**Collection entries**
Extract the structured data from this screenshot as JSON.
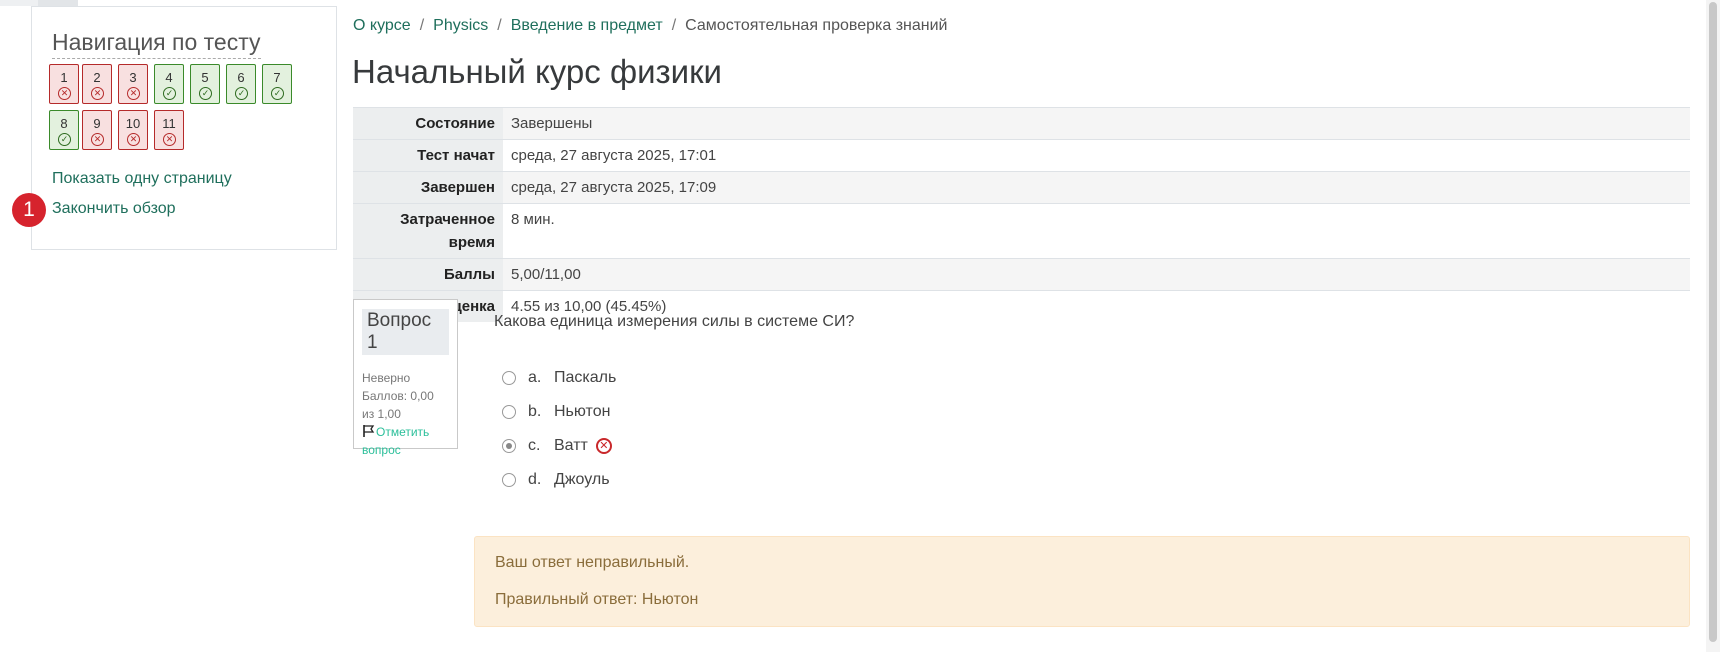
{
  "navigation": {
    "title": "Навигация по тесту",
    "questions": [
      {
        "num": "1",
        "status": "wrong"
      },
      {
        "num": "2",
        "status": "wrong"
      },
      {
        "num": "3",
        "status": "wrong"
      },
      {
        "num": "4",
        "status": "correct"
      },
      {
        "num": "5",
        "status": "correct"
      },
      {
        "num": "6",
        "status": "correct"
      },
      {
        "num": "7",
        "status": "correct"
      },
      {
        "num": "8",
        "status": "correct"
      },
      {
        "num": "9",
        "status": "wrong"
      },
      {
        "num": "10",
        "status": "wrong"
      },
      {
        "num": "11",
        "status": "wrong"
      }
    ],
    "show_one_page": "Показать одну страницу",
    "finish_review": "Закончить обзор",
    "badge": "1"
  },
  "breadcrumb": [
    "О курсе",
    "Physics",
    "Введение в предмет",
    "Самостоятельная проверка знаний"
  ],
  "page_title": "Начальный курс физики",
  "summary": {
    "state_label": "Состояние",
    "state_value": "Завершены",
    "started_label": "Тест начат",
    "started_value": "среда, 27 августа 2025, 17:01",
    "completed_label": "Завершен",
    "completed_value": "среда, 27 августа 2025, 17:09",
    "time_label": "Затраченное время",
    "time_value": "8 мин.",
    "marks_label": "Баллы",
    "marks_value": "5,00/11,00",
    "grade_label": "Оценка",
    "grade_value": "4.55 из 10,00 (45.45%)"
  },
  "question": {
    "number": "Вопрос 1",
    "state": "Неверно",
    "mark": "Баллов: 0,00 из 1,00",
    "flag": "Отметить вопрос",
    "text": "Какова единица измерения силы в системе СИ?",
    "answers": [
      {
        "letter": "a.",
        "text": "Паскаль",
        "checked": false
      },
      {
        "letter": "b.",
        "text": "Ньютон",
        "checked": false
      },
      {
        "letter": "c.",
        "text": "Ватт",
        "checked": true
      },
      {
        "letter": "d.",
        "text": "Джоуль",
        "checked": false
      }
    ]
  },
  "feedback": {
    "incorrect": "Ваш ответ неправильный.",
    "right_answer": "Правильный ответ: Ньютон"
  },
  "colors": {
    "link": "#1f6f5c",
    "wrong": "#b52a2a",
    "correct": "#3a8a2a",
    "feedback_bg": "#fcefdc",
    "badge": "#d6232d"
  }
}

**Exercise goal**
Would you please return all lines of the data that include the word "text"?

**Answer area**
    "text": "Какова единица измерения силы в системе СИ?",
        "text": "Паскаль",
        "text": "Ньютон",
        "text": "Ватт",
        "text": "Джоуль",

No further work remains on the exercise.